When Mrs Thatcher was our Prime Minister I remember hearing, for the first time, that Cabinet meetings were being held on a Sunday. The emphasis was that we all had to work hard and follow the example of the successful Japanese economy. Later the Labour Party began to prescribe how many hours homework secondary school children should do each night. It was said that A level students should do 3 to 4 hours per night, after a full day at school. Between 9 and 10 on a Saturday evening Tesco apologises to its customers that, “because of current government legislation”, the store will close at 10 o’clock.
It seems we have lost sight of the importance and benefit of rest. The book of Genesis describes how God created the world in six days and then rested on the seventh day. It says, “God blessed the seventh day and made it holy, because on it he rested from all the work of creating he had done.” In this way God established the pattern for our lives. It is also enshrined in the 10 Commandments, “Remember the Sabbath day by keeping it holy. Six days you shall labour and do all your work, but the seventh day is a Sabbath to the Lord your God, on it you shall not do any work.”
God’s laws are not arbitrary rules, but are all for our good. We all need times of rest and recreation. Working long hours every day, without a break, is not good for our health or our effectiveness. A young teacher I knew was considering becoming a Christian. She was worried that, if she did, she would need to keep Sunday as a special day. She was caring for her elderly father and used Sundays to catch up on house work and prepare for the coming school week. She felt she wouldn’t cope if she rested on Sundays. After she became a Christian she found, to her surprise, that when she began keeping Sundays special, she was able to complete all her work in the other 6 days. She also felt far more relaxed and less stressed.
Many of us need to break out of our 24/7 world, which creates so much pointless stress.

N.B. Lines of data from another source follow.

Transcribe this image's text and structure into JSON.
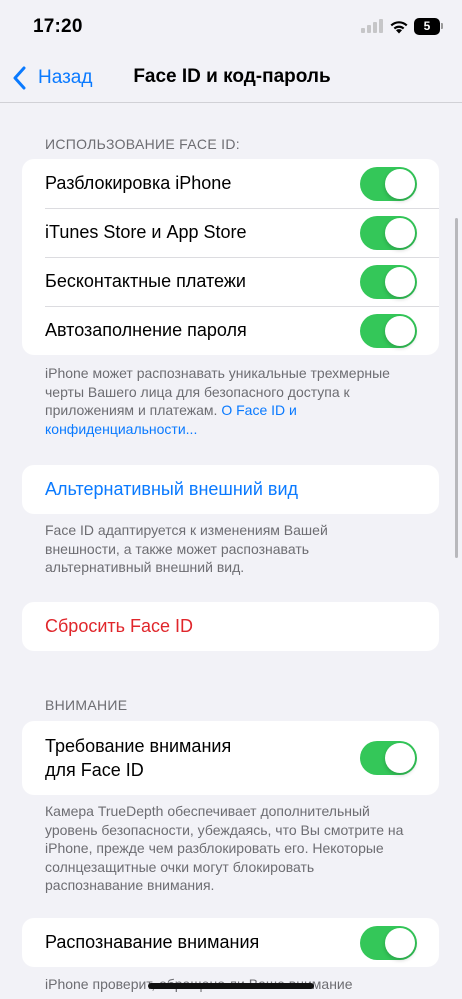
{
  "status_bar": {
    "time": "17:20",
    "battery": "5"
  },
  "nav": {
    "back_label": "Назад",
    "title": "Face ID и код-пароль"
  },
  "use_face_id": {
    "header": "ИСПОЛЬЗОВАНИЕ FACE ID:",
    "items": [
      {
        "label": "Разблокировка iPhone",
        "on": true
      },
      {
        "label": "iTunes Store и App Store",
        "on": true
      },
      {
        "label": "Бесконтактные платежи",
        "on": true
      },
      {
        "label": "Автозаполнение пароля",
        "on": true
      }
    ],
    "footer_text": "iPhone может распознавать уникальные трехмерные черты Вашего лица для безопасного доступа к приложениям и платежам. ",
    "footer_link": "О Face ID и конфиденциальности..."
  },
  "alternative_look": {
    "label": "Альтернативный внешний вид",
    "footer": "Face ID адаптируется к изменениям Вашей внешности, а также может распознавать альтернативный внешний вид."
  },
  "reset": {
    "label": "Сбросить Face ID"
  },
  "attention": {
    "header": "ВНИМАНИЕ",
    "require_label_line1": "Требование внимания",
    "require_label_line2": "для Face ID",
    "require_on": true,
    "require_footer": "Камера TrueDepth обеспечивает дополнительный уровень безопасности, убеждаясь, что Вы смотрите на iPhone, прежде чем разблокировать его. Некоторые солнцезащитные очки могут блокировать распознавание внимания.",
    "aware_label": "Распознавание внимания",
    "aware_on": true,
    "aware_footer": "iPhone проверит, обращено ли Ваше внимание"
  },
  "colors": {
    "accent": "#0a7aff",
    "toggle_on": "#34c759",
    "destructive": "#e0262b",
    "background": "#f2f2f7"
  },
  "icons": {
    "back": "chevron-left-icon",
    "signal": "cellular-signal-icon",
    "wifi": "wifi-icon",
    "battery": "battery-icon"
  }
}
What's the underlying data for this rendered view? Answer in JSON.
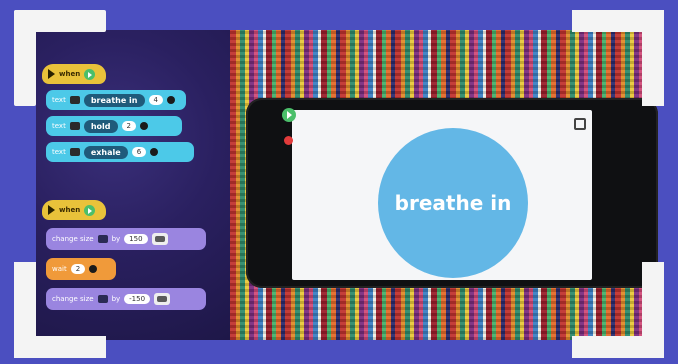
{
  "blocks": {
    "group1": {
      "hat_label": "when",
      "rows": [
        {
          "cmd": "text",
          "text_value": "breathe in",
          "num": "4"
        },
        {
          "cmd": "text",
          "text_value": "hold",
          "num": "2"
        },
        {
          "cmd": "text",
          "text_value": "exhale",
          "num": "6"
        }
      ]
    },
    "group2": {
      "hat_label": "when",
      "change1": {
        "cmd": "change size",
        "by": "by",
        "value": "150"
      },
      "wait": {
        "cmd": "wait",
        "num": "2"
      },
      "change2": {
        "cmd": "change size",
        "by": "by",
        "value": "-150"
      }
    }
  },
  "stage": {
    "circle_text": "breathe in",
    "circle_color": "#63b7e6"
  },
  "theme": {
    "frame": "#4b4fc0",
    "hat": "#e9c23a",
    "text_block": "#4cc9e8",
    "motion_block": "#9a85e0",
    "control_block": "#f09a3a",
    "run": "#4bbf6a",
    "stop": "#e23b3b"
  },
  "icons": [
    "play-icon",
    "stop-icon",
    "expand-icon",
    "scale-icon"
  ]
}
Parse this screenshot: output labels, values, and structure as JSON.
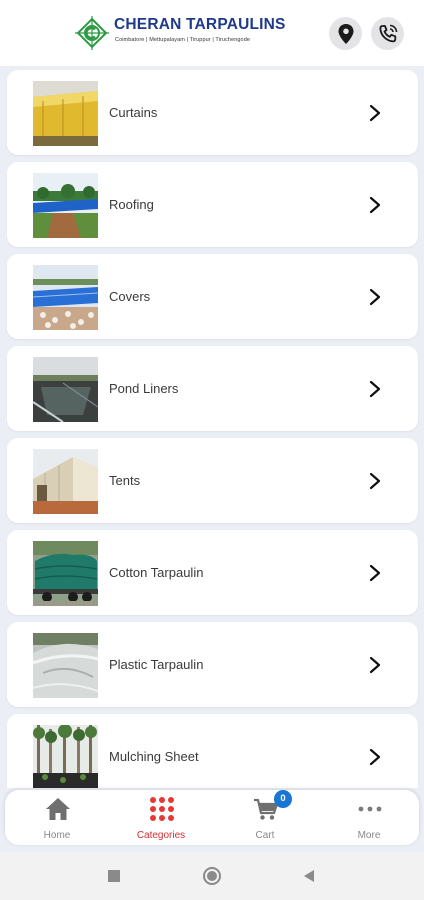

A weekly day of rest gives us the opportunity to change the pace of life, to have time to think and focus on God and the ultimate spiritual realities of life.